DATASET RECORDS.
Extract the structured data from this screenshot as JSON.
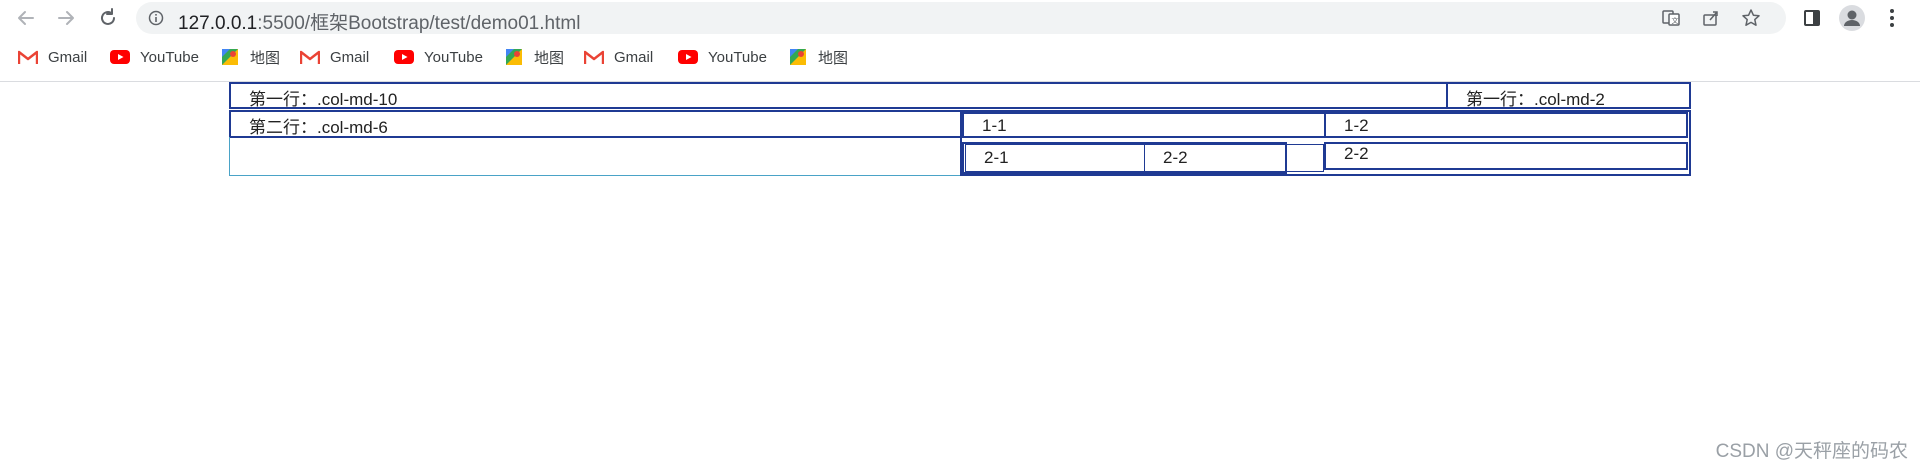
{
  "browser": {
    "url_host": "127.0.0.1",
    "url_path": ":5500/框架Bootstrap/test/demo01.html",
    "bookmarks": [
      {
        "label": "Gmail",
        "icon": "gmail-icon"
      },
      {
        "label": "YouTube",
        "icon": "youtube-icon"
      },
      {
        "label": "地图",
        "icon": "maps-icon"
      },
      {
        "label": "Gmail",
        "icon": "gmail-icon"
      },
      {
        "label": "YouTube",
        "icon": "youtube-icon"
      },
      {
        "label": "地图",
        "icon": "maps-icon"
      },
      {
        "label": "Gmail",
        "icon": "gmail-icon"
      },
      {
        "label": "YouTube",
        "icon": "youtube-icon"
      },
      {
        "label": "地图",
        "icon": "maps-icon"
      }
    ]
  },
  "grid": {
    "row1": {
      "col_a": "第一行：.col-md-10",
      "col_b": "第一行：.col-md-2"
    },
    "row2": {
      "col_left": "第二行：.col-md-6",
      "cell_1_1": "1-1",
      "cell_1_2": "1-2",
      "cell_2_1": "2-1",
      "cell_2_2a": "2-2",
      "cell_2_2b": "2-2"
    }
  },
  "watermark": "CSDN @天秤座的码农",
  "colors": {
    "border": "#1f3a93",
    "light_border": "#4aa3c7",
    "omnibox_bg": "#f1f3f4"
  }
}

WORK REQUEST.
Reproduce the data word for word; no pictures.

RESULT BELOW.
Extract the structured data from this screenshot as JSON.
{
  "browser": {
    "url_host": "127.0.0.1",
    "url_path": ":5500/框架Bootstrap/test/demo01.html",
    "bookmarks": [
      {
        "label": "Gmail",
        "icon": "gmail-icon"
      },
      {
        "label": "YouTube",
        "icon": "youtube-icon"
      },
      {
        "label": "地图",
        "icon": "maps-icon"
      },
      {
        "label": "Gmail",
        "icon": "gmail-icon"
      },
      {
        "label": "YouTube",
        "icon": "youtube-icon"
      },
      {
        "label": "地图",
        "icon": "maps-icon"
      },
      {
        "label": "Gmail",
        "icon": "gmail-icon"
      },
      {
        "label": "YouTube",
        "icon": "youtube-icon"
      },
      {
        "label": "地图",
        "icon": "maps-icon"
      }
    ]
  },
  "grid": {
    "row1": {
      "col_a": "第一行：.col-md-10",
      "col_b": "第一行：.col-md-2"
    },
    "row2": {
      "col_left": "第二行：.col-md-6",
      "cell_1_1": "1-1",
      "cell_1_2": "1-2",
      "cell_2_1": "2-1",
      "cell_2_2a": "2-2",
      "cell_2_2b": "2-2"
    }
  },
  "watermark": "CSDN @天秤座的码农",
  "colors": {
    "border": "#1f3a93",
    "light_border": "#4aa3c7",
    "omnibox_bg": "#f1f3f4"
  }
}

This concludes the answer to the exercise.